2. Open up.
By uncrossing your arms and legs, you convey confidence rather than appearing defensive. Women often make themselves appear smaller by crossing their limbs, which also has the effect of decreasing testosterone levels and raising cortisone levels.
3. Hold a ball in your left hand and squeeze it.
Goman says that another hack that works well for athletes is squeezing a ball in their left hand. Apparently, when “seasoned” athletes do poorly, it might be because they’re overthinking their movements (which would be controlled by the right hemisphere of the brain if they are right-handed) rather than trusting the automatic motor skills they’ve developed through years and years of practice (left hemisphere function). The research found that those athletes who squeezed a ball in their left hand did better under pressure. And this is something you can do easily while sitting at your desk!
4. Back, back, back it up.
According to Goman, stepping backward literally will help you. Research done at Radboud University in the Netherlands showed how backward motion is an effective way of enhancing cognitive control. The researchers discovered that when people come across a difficult situation, having them take a step back boosts their confidence and ability to cope with the problem better.
5. A little touch.
If you’re not the type of person who naturally touches people more, works on it. Goman points out that even the briefest touch on the arm, hand, or shoulder – as little as 1/40 of a second – creates a human bond. In business settings, physical touch and warmth are commonly established through shaking hands, which leaves a lasting positive impression.
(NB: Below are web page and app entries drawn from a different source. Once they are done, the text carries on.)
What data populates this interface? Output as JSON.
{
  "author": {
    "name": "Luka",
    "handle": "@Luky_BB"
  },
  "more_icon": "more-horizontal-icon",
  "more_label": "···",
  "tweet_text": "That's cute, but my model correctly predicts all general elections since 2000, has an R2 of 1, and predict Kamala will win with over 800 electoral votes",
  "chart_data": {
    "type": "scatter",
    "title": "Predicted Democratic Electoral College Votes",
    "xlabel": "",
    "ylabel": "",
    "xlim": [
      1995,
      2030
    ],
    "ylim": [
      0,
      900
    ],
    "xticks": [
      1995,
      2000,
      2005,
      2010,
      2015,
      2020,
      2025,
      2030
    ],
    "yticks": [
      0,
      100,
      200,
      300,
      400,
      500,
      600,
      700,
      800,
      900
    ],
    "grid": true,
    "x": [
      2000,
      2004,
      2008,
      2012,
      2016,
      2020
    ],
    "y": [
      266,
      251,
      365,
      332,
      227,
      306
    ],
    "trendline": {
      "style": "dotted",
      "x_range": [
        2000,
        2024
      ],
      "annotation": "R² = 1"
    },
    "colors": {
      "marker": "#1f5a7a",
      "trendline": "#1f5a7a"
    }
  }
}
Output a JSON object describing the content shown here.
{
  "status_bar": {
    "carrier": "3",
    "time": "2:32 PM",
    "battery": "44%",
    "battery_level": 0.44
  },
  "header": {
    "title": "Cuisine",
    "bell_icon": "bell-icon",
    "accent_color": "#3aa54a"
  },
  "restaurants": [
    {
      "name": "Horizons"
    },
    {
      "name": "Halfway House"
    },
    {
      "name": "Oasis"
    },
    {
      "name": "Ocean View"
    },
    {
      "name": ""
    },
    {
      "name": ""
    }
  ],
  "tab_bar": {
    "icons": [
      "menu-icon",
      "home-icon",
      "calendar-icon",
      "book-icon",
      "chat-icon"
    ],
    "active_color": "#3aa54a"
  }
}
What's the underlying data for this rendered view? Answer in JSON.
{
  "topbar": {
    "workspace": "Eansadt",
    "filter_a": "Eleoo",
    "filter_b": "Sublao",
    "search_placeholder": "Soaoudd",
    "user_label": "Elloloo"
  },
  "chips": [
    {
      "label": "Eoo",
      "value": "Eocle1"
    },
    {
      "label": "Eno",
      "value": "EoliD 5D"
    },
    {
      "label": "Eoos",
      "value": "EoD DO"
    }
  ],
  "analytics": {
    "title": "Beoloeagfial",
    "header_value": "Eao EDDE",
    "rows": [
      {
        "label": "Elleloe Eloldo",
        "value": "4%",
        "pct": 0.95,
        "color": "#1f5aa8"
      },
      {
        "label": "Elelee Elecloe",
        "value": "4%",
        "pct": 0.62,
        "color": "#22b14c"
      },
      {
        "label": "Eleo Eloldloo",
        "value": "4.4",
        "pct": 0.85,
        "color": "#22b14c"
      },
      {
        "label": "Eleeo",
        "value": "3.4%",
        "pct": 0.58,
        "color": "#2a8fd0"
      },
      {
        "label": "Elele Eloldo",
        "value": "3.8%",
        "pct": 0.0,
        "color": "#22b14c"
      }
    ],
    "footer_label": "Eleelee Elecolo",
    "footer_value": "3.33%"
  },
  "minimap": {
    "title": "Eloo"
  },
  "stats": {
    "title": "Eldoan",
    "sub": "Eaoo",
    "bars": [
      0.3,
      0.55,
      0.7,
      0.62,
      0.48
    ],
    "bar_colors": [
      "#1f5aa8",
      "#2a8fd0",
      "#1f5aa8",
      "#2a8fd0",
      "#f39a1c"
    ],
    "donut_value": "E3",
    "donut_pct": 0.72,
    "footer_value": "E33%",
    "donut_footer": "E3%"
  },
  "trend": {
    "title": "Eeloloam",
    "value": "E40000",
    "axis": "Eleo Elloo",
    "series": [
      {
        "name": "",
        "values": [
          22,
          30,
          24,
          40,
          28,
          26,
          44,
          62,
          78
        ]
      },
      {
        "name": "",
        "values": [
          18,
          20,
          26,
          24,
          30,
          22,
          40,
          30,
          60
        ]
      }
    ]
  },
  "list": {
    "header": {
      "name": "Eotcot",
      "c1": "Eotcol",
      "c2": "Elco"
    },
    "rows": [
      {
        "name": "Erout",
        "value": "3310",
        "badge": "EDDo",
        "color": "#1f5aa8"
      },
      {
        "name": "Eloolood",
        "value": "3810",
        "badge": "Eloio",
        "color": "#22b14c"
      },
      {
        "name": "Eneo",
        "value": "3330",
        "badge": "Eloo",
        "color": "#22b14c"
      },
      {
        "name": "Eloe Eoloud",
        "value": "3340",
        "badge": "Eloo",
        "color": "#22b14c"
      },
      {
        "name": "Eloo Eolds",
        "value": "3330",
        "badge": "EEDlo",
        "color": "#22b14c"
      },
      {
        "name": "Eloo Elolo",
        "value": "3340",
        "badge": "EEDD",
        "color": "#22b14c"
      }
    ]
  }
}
The act of shaking hands with someone makes a lasting impression and also increases the likelihood that they will remember you, according to recent studies. In addition, people tend to react more positively towards those who take the time to shake their hands – something that can definitely help boost your confidence levels!
According to Goman, smiling authentically and often not only improves your mood but also makes those around you more likely to see you as approachable, cooperative, and trustworthy. “A genuine smile comes on slowly, crinkles the eyes, lights up the face, and fades away slowly. Most importantly, smiling directly influences how other people respond to you. When you smile at someone, they almost always smile in return. And, because facial expressions trigger corresponding feelings, the smile you get back actually changes that person’s emotional state in a positive way,” she says.
7. Hand jive.
If you want to think more clearly, get your hands moving! Gesturing with our hands while we talk activates Broca’s area in the brain, which helps us produce speech. This means that using your hands when you talk can actually help you form clearer thoughts, according to Goman.
8. Keep it down.
According to Goman, before an important phone call or interview, make the sounds “um hum, um hum, um hum” with your lips together. Also, practice speaking so that your sentences end on a lower pitch–this is especially important for women. Be confident and try to speak like Johnny Cash by keeping your voice low.